Entries from a dataset of interfaces
'''

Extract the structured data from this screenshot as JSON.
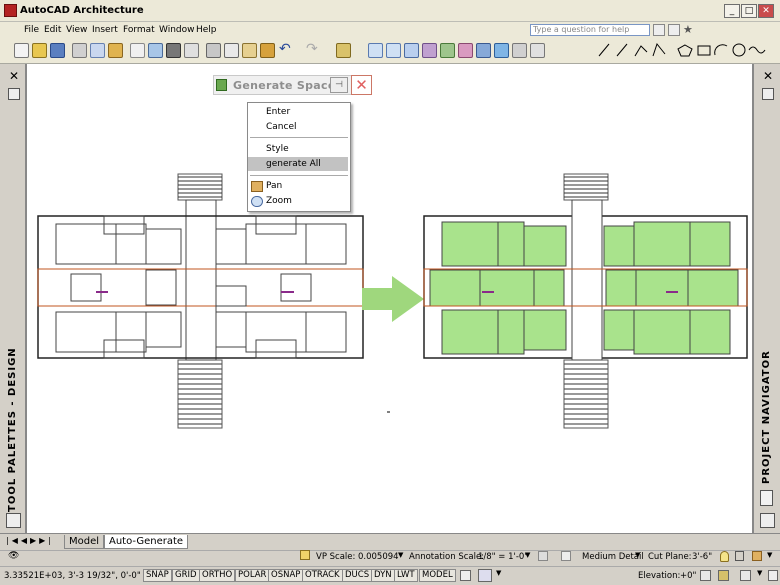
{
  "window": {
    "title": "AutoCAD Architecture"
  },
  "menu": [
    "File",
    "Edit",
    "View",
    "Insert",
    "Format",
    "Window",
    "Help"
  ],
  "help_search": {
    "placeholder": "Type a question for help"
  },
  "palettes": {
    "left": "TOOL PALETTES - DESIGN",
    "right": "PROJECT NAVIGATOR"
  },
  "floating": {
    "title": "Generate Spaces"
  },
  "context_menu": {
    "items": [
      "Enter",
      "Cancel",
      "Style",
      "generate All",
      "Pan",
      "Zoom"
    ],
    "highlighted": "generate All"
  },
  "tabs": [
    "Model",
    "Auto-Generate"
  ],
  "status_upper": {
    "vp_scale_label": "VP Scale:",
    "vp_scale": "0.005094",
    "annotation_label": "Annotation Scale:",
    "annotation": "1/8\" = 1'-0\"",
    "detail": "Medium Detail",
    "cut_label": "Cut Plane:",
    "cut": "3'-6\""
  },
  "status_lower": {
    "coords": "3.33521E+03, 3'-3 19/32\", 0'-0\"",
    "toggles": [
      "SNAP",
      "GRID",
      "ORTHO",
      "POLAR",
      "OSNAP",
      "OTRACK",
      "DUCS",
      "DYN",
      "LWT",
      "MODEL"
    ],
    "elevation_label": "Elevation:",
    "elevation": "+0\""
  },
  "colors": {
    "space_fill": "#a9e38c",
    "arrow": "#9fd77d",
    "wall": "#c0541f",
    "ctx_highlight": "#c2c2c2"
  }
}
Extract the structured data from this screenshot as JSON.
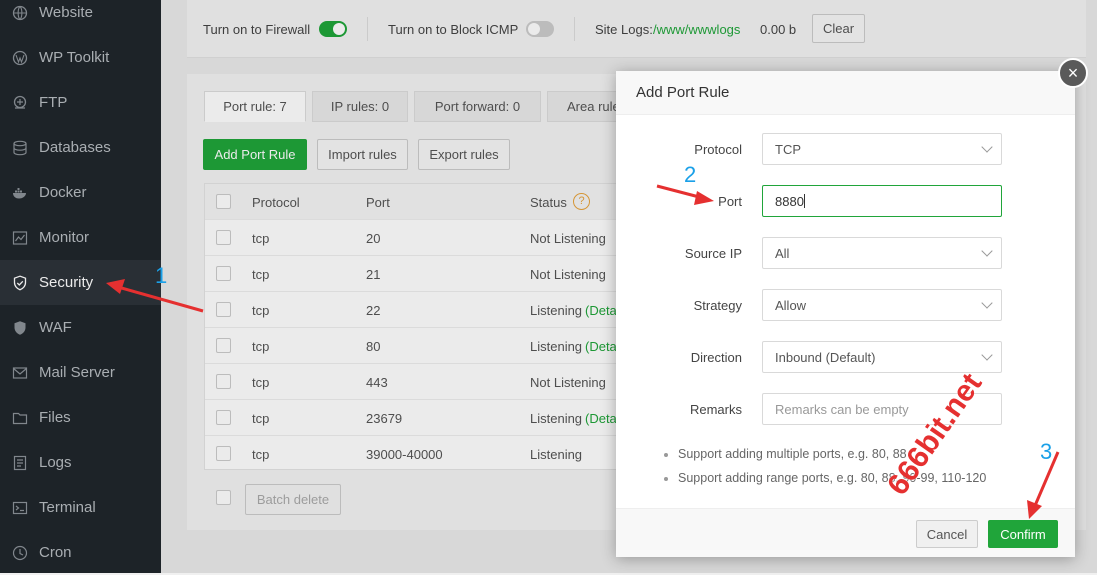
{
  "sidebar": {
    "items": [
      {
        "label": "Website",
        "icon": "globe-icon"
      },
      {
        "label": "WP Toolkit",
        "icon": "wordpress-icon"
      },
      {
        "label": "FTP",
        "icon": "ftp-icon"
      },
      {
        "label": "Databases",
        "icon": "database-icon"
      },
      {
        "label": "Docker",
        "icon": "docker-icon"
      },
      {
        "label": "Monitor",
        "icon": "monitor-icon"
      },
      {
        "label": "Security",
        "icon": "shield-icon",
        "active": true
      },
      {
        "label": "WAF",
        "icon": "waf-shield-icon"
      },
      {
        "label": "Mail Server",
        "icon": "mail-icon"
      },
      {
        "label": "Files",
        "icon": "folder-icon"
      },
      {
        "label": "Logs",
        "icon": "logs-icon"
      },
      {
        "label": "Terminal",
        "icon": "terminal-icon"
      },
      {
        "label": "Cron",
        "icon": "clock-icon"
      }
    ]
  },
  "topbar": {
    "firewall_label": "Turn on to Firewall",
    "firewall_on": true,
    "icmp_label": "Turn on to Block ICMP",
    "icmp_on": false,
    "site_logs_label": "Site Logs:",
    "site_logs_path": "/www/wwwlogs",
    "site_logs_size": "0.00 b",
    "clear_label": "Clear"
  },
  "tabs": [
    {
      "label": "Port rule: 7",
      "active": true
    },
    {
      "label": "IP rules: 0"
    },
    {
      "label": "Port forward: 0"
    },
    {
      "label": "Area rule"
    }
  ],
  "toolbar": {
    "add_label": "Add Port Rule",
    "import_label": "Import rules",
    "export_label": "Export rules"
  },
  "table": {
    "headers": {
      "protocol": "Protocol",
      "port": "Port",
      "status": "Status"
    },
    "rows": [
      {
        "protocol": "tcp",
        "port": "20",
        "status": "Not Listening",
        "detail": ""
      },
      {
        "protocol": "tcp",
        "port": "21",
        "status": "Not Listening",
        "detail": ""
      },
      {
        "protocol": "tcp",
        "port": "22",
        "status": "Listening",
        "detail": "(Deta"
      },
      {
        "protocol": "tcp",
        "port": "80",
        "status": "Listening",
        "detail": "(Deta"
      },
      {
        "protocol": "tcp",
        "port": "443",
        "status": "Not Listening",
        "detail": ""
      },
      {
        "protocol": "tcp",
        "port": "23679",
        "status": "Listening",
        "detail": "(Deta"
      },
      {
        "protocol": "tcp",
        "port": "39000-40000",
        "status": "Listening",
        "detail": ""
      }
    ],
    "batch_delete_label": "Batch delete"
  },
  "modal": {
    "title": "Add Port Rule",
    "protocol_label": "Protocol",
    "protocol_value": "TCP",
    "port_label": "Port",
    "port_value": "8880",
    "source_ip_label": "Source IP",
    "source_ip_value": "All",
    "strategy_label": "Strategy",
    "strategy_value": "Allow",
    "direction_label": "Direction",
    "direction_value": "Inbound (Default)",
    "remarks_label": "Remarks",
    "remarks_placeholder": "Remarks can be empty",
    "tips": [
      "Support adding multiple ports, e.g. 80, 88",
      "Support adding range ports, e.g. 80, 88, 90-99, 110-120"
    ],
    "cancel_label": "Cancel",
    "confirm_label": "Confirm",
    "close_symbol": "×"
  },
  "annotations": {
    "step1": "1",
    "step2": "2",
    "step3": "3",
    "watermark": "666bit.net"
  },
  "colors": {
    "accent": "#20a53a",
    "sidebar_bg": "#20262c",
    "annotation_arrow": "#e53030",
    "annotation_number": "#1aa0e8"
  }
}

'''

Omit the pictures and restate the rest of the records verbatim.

Extract the structured data from this screenshot as JSON.
{
  "window": {
    "title": "AutoCAD Architecture"
  },
  "menu": [
    "File",
    "Edit",
    "View",
    "Insert",
    "Format",
    "Window",
    "Help"
  ],
  "help_search": {
    "placeholder": "Type a question for help"
  },
  "palettes": {
    "left": "TOOL PALETTES - DESIGN",
    "right": "PROJECT NAVIGATOR"
  },
  "floating": {
    "title": "Generate Spaces"
  },
  "context_menu": {
    "items": [
      "Enter",
      "Cancel",
      "Style",
      "generate All",
      "Pan",
      "Zoom"
    ],
    "highlighted": "generate All"
  },
  "tabs": [
    "Model",
    "Auto-Generate"
  ],
  "status_upper": {
    "vp_scale_label": "VP Scale:",
    "vp_scale": "0.005094",
    "annotation_label": "Annotation Scale:",
    "annotation": "1/8\" = 1'-0\"",
    "detail": "Medium Detail",
    "cut_label": "Cut Plane:",
    "cut": "3'-6\""
  },
  "status_lower": {
    "coords": "3.33521E+03, 3'-3 19/32\", 0'-0\"",
    "toggles": [
      "SNAP",
      "GRID",
      "ORTHO",
      "POLAR",
      "OSNAP",
      "OTRACK",
      "DUCS",
      "DYN",
      "LWT",
      "MODEL"
    ],
    "elevation_label": "Elevation:",
    "elevation": "+0\""
  },
  "colors": {
    "space_fill": "#a9e38c",
    "arrow": "#9fd77d",
    "wall": "#c0541f",
    "ctx_highlight": "#c2c2c2"
  }
}
Extract the structured data from this screenshot as JSON.
{
  "sidebar": {
    "items": [
      {
        "label": "Website",
        "icon": "globe-icon"
      },
      {
        "label": "WP Toolkit",
        "icon": "wordpress-icon"
      },
      {
        "label": "FTP",
        "icon": "ftp-icon"
      },
      {
        "label": "Databases",
        "icon": "database-icon"
      },
      {
        "label": "Docker",
        "icon": "docker-icon"
      },
      {
        "label": "Monitor",
        "icon": "monitor-icon"
      },
      {
        "label": "Security",
        "icon": "shield-icon",
        "active": true
      },
      {
        "label": "WAF",
        "icon": "waf-shield-icon"
      },
      {
        "label": "Mail Server",
        "icon": "mail-icon"
      },
      {
        "label": "Files",
        "icon": "folder-icon"
      },
      {
        "label": "Logs",
        "icon": "logs-icon"
      },
      {
        "label": "Terminal",
        "icon": "terminal-icon"
      },
      {
        "label": "Cron",
        "icon": "clock-icon"
      }
    ]
  },
  "topbar": {
    "firewall_label": "Turn on to Firewall",
    "firewall_on": true,
    "icmp_label": "Turn on to Block ICMP",
    "icmp_on": false,
    "site_logs_label": "Site Logs:",
    "site_logs_path": "/www/wwwlogs",
    "site_logs_size": "0.00 b",
    "clear_label": "Clear"
  },
  "tabs": [
    {
      "label": "Port rule: 7",
      "active": true
    },
    {
      "label": "IP rules: 0"
    },
    {
      "label": "Port forward: 0"
    },
    {
      "label": "Area rule"
    }
  ],
  "toolbar": {
    "add_label": "Add Port Rule",
    "import_label": "Import rules",
    "export_label": "Export rules"
  },
  "table": {
    "headers": {
      "protocol": "Protocol",
      "port": "Port",
      "status": "Status"
    },
    "rows": [
      {
        "protocol": "tcp",
        "port": "20",
        "status": "Not Listening",
        "detail": ""
      },
      {
        "protocol": "tcp",
        "port": "21",
        "status": "Not Listening",
        "detail": ""
      },
      {
        "protocol": "tcp",
        "port": "22",
        "status": "Listening",
        "detail": "(Deta"
      },
      {
        "protocol": "tcp",
        "port": "80",
        "status": "Listening",
        "detail": "(Deta"
      },
      {
        "protocol": "tcp",
        "port": "443",
        "status": "Not Listening",
        "detail": ""
      },
      {
        "protocol": "tcp",
        "port": "23679",
        "status": "Listening",
        "detail": "(Deta"
      },
      {
        "protocol": "tcp",
        "port": "39000-40000",
        "status": "Listening",
        "detail": ""
      }
    ],
    "batch_delete_label": "Batch delete"
  },
  "modal": {
    "title": "Add Port Rule",
    "protocol_label": "Protocol",
    "protocol_value": "TCP",
    "port_label": "Port",
    "port_value": "8880",
    "source_ip_label": "Source IP",
    "source_ip_value": "All",
    "strategy_label": "Strategy",
    "strategy_value": "Allow",
    "direction_label": "Direction",
    "direction_value": "Inbound (Default)",
    "remarks_label": "Remarks",
    "remarks_placeholder": "Remarks can be empty",
    "tips": [
      "Support adding multiple ports, e.g. 80, 88",
      "Support adding range ports, e.g. 80, 88, 90-99, 110-120"
    ],
    "cancel_label": "Cancel",
    "confirm_label": "Confirm",
    "close_symbol": "×"
  },
  "annotations": {
    "step1": "1",
    "step2": "2",
    "step3": "3",
    "watermark": "666bit.net"
  },
  "colors": {
    "accent": "#20a53a",
    "sidebar_bg": "#20262c",
    "annotation_arrow": "#e53030",
    "annotation_number": "#1aa0e8"
  }
}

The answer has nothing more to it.